Modern Enneagram Typology History

The Enneagram of Nine Personality Types emerged in the 1960s and is a synthesis of many different spiritual and religious traditions. It draws on universal wisdom and accumulated philosophies from Christian, Buddhist, Islam (especially Sufi) and Jewish (in the Kabbalah) traditions.

The father of the modern approach to the Enneagram was Bolivian born Oscar Ichazo, who like Gurdjieff, was fascinated with uncovering lost knowledge.  With access to a family library of metaphysical and philosophical texts he distilled  his knowledge of  traditional “Divine Attributes” from  Plotinus Enneads  and the Seven Deadly sins along with the  Jewish Kabala- to become the idea of the nine personality types ,during the late 1950’s.

In the 1970, noted Gestalt Psychotherapist, Claudio Naranjo  was developing programmes at the Esalen Institute., Big Sur, California. Claudio Naranjo was introduced to the Enneagram by Ichazo in Arica, Chile as part of a human potential movement.
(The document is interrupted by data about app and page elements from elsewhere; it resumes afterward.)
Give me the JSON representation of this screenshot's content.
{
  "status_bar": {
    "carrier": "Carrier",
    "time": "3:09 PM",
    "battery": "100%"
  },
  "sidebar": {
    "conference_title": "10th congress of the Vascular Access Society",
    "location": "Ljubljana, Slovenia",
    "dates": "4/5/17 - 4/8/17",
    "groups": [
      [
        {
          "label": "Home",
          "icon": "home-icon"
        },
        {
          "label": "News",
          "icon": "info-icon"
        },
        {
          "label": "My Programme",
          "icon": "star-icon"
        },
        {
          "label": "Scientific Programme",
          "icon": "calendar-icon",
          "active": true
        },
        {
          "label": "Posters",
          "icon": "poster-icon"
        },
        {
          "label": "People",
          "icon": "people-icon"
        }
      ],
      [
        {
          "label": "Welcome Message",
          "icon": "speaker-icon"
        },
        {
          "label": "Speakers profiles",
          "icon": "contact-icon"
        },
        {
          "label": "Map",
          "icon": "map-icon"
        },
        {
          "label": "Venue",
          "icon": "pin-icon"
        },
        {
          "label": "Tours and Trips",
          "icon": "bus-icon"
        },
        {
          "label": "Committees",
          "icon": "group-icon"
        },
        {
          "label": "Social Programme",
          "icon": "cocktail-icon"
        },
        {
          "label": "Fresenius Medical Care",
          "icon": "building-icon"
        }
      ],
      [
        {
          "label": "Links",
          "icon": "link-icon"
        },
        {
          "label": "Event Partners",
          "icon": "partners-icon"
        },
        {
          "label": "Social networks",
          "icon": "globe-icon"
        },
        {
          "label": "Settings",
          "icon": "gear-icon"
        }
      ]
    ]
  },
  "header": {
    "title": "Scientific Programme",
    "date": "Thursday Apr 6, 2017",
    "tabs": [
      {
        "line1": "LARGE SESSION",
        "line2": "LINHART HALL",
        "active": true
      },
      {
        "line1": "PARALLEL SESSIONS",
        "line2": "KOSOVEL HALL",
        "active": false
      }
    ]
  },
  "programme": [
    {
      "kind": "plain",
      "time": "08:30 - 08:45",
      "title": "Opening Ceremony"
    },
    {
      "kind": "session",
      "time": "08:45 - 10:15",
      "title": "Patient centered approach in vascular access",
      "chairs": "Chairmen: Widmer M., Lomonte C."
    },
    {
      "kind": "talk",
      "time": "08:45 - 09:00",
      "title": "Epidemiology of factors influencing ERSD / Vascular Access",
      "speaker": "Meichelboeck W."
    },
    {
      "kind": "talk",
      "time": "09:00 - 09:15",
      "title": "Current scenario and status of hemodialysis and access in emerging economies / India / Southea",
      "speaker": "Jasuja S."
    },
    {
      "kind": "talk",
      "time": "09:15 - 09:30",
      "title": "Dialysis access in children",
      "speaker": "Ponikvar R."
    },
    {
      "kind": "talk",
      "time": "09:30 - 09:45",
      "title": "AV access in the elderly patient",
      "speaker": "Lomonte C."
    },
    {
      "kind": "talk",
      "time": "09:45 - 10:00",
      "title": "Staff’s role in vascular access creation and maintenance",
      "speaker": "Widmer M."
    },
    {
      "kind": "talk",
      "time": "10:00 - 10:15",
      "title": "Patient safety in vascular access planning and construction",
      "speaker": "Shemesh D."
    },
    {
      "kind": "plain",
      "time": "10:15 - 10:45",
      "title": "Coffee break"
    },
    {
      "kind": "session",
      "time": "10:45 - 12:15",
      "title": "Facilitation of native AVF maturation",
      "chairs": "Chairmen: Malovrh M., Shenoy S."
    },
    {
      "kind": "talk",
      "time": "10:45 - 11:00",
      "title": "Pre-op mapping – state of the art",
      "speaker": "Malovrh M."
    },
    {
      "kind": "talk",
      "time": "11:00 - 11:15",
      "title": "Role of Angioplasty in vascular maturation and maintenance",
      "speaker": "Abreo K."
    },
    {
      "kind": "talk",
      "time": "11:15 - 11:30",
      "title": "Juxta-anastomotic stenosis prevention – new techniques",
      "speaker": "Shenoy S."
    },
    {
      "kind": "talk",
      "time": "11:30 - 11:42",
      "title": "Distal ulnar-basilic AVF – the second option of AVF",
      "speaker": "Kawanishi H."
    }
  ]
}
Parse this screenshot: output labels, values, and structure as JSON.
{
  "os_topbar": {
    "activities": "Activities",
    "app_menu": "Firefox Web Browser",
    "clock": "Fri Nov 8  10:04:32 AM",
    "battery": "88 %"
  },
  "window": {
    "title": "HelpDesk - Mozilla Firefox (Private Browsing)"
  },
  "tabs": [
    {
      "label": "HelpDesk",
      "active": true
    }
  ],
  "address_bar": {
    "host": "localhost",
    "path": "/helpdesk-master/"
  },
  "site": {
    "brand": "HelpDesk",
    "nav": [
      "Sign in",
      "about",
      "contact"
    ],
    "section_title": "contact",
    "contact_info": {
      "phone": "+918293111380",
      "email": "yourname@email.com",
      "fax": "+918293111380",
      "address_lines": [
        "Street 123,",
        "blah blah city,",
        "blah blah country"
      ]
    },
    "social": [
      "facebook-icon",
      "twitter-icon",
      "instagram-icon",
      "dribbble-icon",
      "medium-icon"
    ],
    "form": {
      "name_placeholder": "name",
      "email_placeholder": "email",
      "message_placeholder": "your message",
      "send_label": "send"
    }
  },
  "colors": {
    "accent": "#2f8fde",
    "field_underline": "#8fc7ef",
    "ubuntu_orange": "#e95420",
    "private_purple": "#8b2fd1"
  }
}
It was Claudio Naranjo who then introduced the “panels” approach to teaching the Enneagram  in early 1970, as a way of teaching an early version of the Enneagram in Berkley, California. Enthusiasts started spreading the Enneagram  learning into Jesuit retreat houses across North America.

It was during a period at a Jesuit Seminary that Don Richard Riso (1946-2012) came across the early basic material. (this material consists of no more than half a page of description for each type) Don thought he would take a couple of years to look into the Enneagram (as others were also doing around that time)  Don’s Enneagram Development work took Twelve years before  first publication.

Don’s major breakthrough and contribution involved the discovery of the Levels of development in 1977, revealing gradations of growth and deterioration that people actually move through in their lives.

His findings were first published in Personality Types (1987) and then in Understanding the Enneagram (1990)

Russ Hudson joined Don in 1991, initially to assist in developing an Enneagram type questionnaire, which became the RHETI: The Riso Hudson Enneagram Type Indicator.  He also brought his depth of clarity and understanding from being in the New York Gurdjieff Foundation work to a revised version of Personality Types in 1996.

Helen Palmer published her first Enneagram book in 1988, shortly after Don Riso. Helen Palmer worked closely with David Daniels and the key distinctions between the two schools of the Enneagram are in the approach. The Palmer Daniels schools relies more on the use of Panels (sometimes referred to as a Narrative Approach) The Riso-Hudson Insight Approachsm  of the Enneagram Institute  makes greater use of personal enquiry,  clarity on Type  descriptions vs. Instinctual  Variant distinctions, and the different attitudes and behaviours as manifesting through the Levels of  Development.

Further reading “ Origins” Personality Types
by Riso-Hudson

and “Ancient Roots, Modern Insights”
The Wisdom of The Enneagram by Riso-Hudson

Don’s conviction has always been that until the descriptions of the types were fully and accurately worked out, the Enneagram would be of little real use to anyone-and would, in fact, become a source of misinformation and misguided attempts at growth”
(Page 25 WOE)